In its periodic study of over 350 publicly traded companies the leaderboard is dominated by ones who were among the very first to prioritize Store-Level Inventory Accuracy and embrace the technology (called RFID) that is needed to achieve it. The chairman of Zara’s parent company (Inditex) has been speaking publicly about RFID’s strategic significance since 2014.
By 2019 the connection between accuracy and profitability was clearly discernible. And in 2020 it was brought to the attention of several of the primary authors of the annual State of Fashion report. The fact that their reports continue to make no mention of Store-Level Inventory Accuracy doesn’t make the topic — or the discovery of this connection — any less significant.
In addition to Inditex, others like Nike, Adidas, Lululemon and Uniqlo (Fast Retailing) were among the earliest to give these advanced capabilities to their businesses. Victoria’s Secret, PINK and Chinese powerhouse Anta Sports have been fast followers.
The same pattern has repeated itself in the Luxury segment, where Store-Level Inventory Accuracy is currently more of a “nice to have” capability than a “need to have”. Gucci (Kering) and LVMH each use RFID in many of their stores and have been quicker to do so than many of their peers.

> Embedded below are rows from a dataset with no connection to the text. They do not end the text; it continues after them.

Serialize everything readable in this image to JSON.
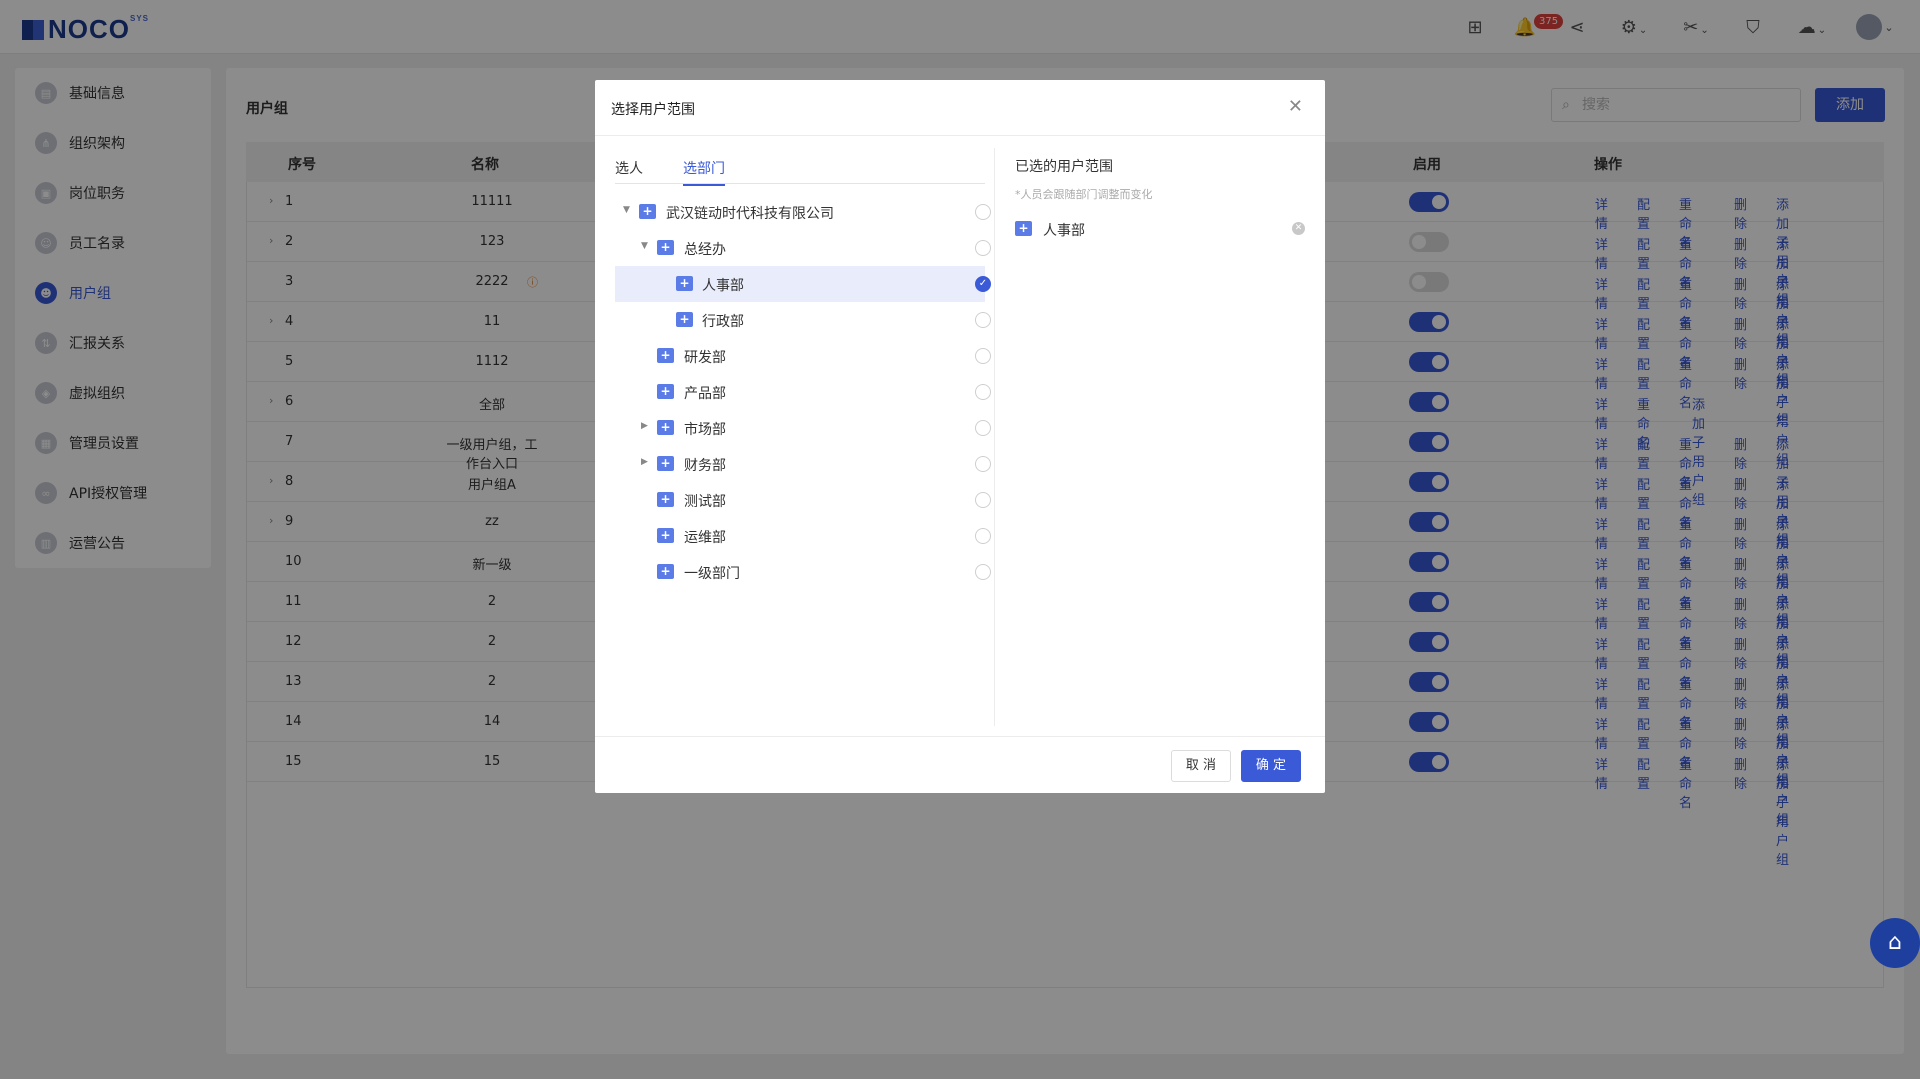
{
  "header": {
    "logo": "NOCO",
    "logo_sup": "SYS",
    "notification_count": "375"
  },
  "sidebar": {
    "items": [
      {
        "label": "基础信息"
      },
      {
        "label": "组织架构"
      },
      {
        "label": "岗位职务"
      },
      {
        "label": "员工名录"
      },
      {
        "label": "用户组"
      },
      {
        "label": "汇报关系"
      },
      {
        "label": "虚拟组织"
      },
      {
        "label": "管理员设置"
      },
      {
        "label": "API授权管理"
      },
      {
        "label": "运营公告"
      }
    ]
  },
  "main": {
    "title": "用户组",
    "search_placeholder": "搜索",
    "add_label": "添加",
    "columns": {
      "index": "序号",
      "name": "名称",
      "enabled": "启用",
      "ops": "操作"
    },
    "ops_labels": {
      "detail": "详情",
      "config": "配置",
      "rename": "重命名",
      "delete": "删除",
      "add_sub": "添加子用户组"
    },
    "rows": [
      {
        "index": "1",
        "name": "11111",
        "enabled": true
      },
      {
        "index": "2",
        "name": "123",
        "enabled": false
      },
      {
        "index": "3",
        "name": "2222",
        "enabled": false
      },
      {
        "index": "4",
        "name": "11",
        "enabled": true
      },
      {
        "index": "5",
        "name": "1112",
        "enabled": true
      },
      {
        "index": "6",
        "name": "全部",
        "enabled": true
      },
      {
        "index": "7",
        "name": "一级用户组，工作台入口",
        "enabled": true
      },
      {
        "index": "8",
        "name": "用户组A",
        "enabled": true
      },
      {
        "index": "9",
        "name": "zz",
        "enabled": true
      },
      {
        "index": "10",
        "name": "新一级",
        "enabled": true
      },
      {
        "index": "11",
        "name": "2",
        "enabled": true
      },
      {
        "index": "12",
        "name": "2",
        "enabled": true
      },
      {
        "index": "13",
        "name": "2",
        "enabled": true
      },
      {
        "index": "14",
        "name": "14",
        "enabled": true
      },
      {
        "index": "15",
        "name": "15",
        "enabled": true
      }
    ]
  },
  "modal": {
    "title": "选择用户范围",
    "tabs": {
      "person": "选人",
      "dept": "选部门"
    },
    "tree": {
      "root": "武汉链动时代科技有限公司",
      "zjb": "总经办",
      "rsb": "人事部",
      "xzb": "行政部",
      "yfb": "研发部",
      "cpb": "产品部",
      "scb": "市场部",
      "cwb": "财务部",
      "csb": "测试部",
      "ywb": "运维部",
      "yjbm": "一级部门"
    },
    "selected_title": "已选的用户范围",
    "selected_note": "*人员会跟随部门调整而变化",
    "selected": [
      "人事部"
    ],
    "cancel": "取 消",
    "confirm": "确 定"
  }
}
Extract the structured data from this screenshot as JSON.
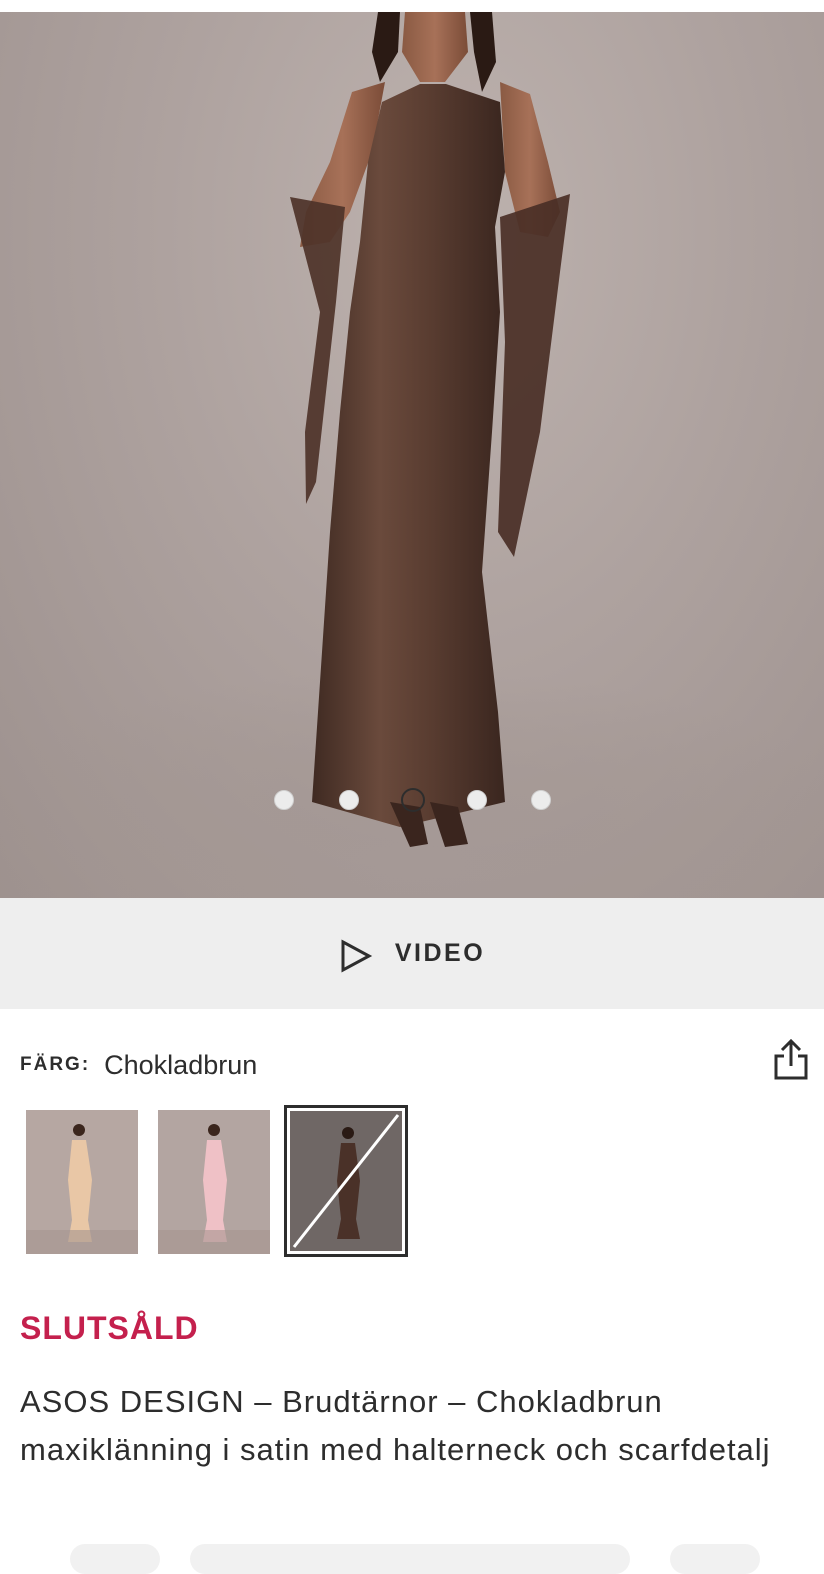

MORE FOR YOU
For those unfamiliar with the McKinsey Global Fashion Index, it tracks a large set of businesses — spanning all regions, product categories and value segments. McKinsey ranks each of these companies based on the degree of Economic Profit they create. Businesses that generate negative Economic Profit are called Value Destroyers, and those that create Economic Profit are called Value Creators. The cream of the crop are the top 20 performers, crowned as Super Winners.
Economic Profit measures value creation by accounting for the amount of money a business invests to generate its performance. It is calculated by deducting from a company’s operating profit its adjusted taxes and cost of capital.
Most Companies Are Now Value Destroyers
It might come as a surprise, but nearly 70% of the companies studied by McKinsey’s team are generating negative Economic Profit. They are Value Destroyers.
While it might be tempting to blame this on the COVID pandemic, a closer look at the data reveals that this is simply the continuation of a longstanding decline. In fact, by 2015 the number of Value Creators and Value Destroyers was essentially equal.
The Middle 60% Vanished Years Ago
In the last five years, and perhaps even longer, there hasn’t been a single year where the middle 60% of companies as a group have generated Economic Profit.
For simplicity’s sake let’s assume that McKinsey studied exactly 350 companies. [In reality they indexed a slightly larger group.] At 350 companies, each quintile represents 70 companies. If only 31% of the companies in 2020 were Value Creators, as already discussed, then only about 110 companies created value and 240 companies destroyed value. And whatever value was created by the 40 companies occupying spots 71-110 on the list was offset by the value destroyed by the 170 companies occupying spots 111-280.
The Bottom Line
As noted by McKinsey, the Apparel/Footwear/Fashion sector has evolved into a “winner take all” competition. And the world’s most profitable brands have quietly demonstrated that it’s hard to win without Store-Level Inventory Accuracy.